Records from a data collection
******

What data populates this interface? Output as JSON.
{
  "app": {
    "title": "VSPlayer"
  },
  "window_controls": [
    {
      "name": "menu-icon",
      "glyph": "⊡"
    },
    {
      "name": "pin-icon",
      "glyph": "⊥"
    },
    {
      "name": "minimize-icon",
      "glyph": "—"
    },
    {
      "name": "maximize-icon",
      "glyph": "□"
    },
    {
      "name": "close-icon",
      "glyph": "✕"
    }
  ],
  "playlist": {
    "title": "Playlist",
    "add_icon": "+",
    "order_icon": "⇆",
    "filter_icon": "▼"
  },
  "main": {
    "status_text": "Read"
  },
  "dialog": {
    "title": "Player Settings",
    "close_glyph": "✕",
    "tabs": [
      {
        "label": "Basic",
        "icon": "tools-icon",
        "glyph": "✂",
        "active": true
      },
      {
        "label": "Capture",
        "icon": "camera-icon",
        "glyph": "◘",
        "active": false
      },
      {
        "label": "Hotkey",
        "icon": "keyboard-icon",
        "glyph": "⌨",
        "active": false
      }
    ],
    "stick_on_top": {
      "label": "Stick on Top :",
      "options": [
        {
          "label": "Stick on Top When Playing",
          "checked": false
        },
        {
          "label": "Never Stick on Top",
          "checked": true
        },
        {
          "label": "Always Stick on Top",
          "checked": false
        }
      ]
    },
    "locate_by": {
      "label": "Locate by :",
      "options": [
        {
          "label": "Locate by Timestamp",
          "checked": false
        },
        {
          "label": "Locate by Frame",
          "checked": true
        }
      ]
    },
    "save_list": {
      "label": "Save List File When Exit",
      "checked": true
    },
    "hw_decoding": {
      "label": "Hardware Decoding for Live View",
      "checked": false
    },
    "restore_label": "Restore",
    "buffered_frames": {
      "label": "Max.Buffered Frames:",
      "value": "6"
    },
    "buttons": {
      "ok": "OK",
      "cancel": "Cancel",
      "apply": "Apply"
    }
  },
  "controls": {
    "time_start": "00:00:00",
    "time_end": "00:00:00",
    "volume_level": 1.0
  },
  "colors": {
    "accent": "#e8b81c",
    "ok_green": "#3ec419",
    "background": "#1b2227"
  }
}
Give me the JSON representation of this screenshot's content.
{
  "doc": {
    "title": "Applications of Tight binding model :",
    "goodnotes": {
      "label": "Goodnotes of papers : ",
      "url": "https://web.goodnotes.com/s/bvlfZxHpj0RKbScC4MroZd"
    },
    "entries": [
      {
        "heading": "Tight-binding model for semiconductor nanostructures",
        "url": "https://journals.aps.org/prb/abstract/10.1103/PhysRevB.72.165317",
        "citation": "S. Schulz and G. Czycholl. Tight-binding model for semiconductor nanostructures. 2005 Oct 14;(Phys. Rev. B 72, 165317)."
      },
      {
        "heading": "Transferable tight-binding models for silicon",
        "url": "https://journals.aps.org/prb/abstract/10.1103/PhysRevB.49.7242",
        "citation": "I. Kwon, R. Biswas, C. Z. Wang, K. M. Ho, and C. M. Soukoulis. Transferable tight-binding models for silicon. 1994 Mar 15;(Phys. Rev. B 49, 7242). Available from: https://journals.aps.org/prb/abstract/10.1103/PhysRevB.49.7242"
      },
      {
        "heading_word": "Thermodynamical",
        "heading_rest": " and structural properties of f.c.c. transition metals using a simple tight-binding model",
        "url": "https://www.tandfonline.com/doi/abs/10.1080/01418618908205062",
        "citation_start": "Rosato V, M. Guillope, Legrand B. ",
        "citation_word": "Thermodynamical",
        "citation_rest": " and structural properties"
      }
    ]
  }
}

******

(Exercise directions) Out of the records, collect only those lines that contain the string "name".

(Answer area)
      "name": "menu-icon",
      "name": "pin-icon",
      "name": "minimize-icon",
      "name": "maximize-icon",
      "name": "close-icon",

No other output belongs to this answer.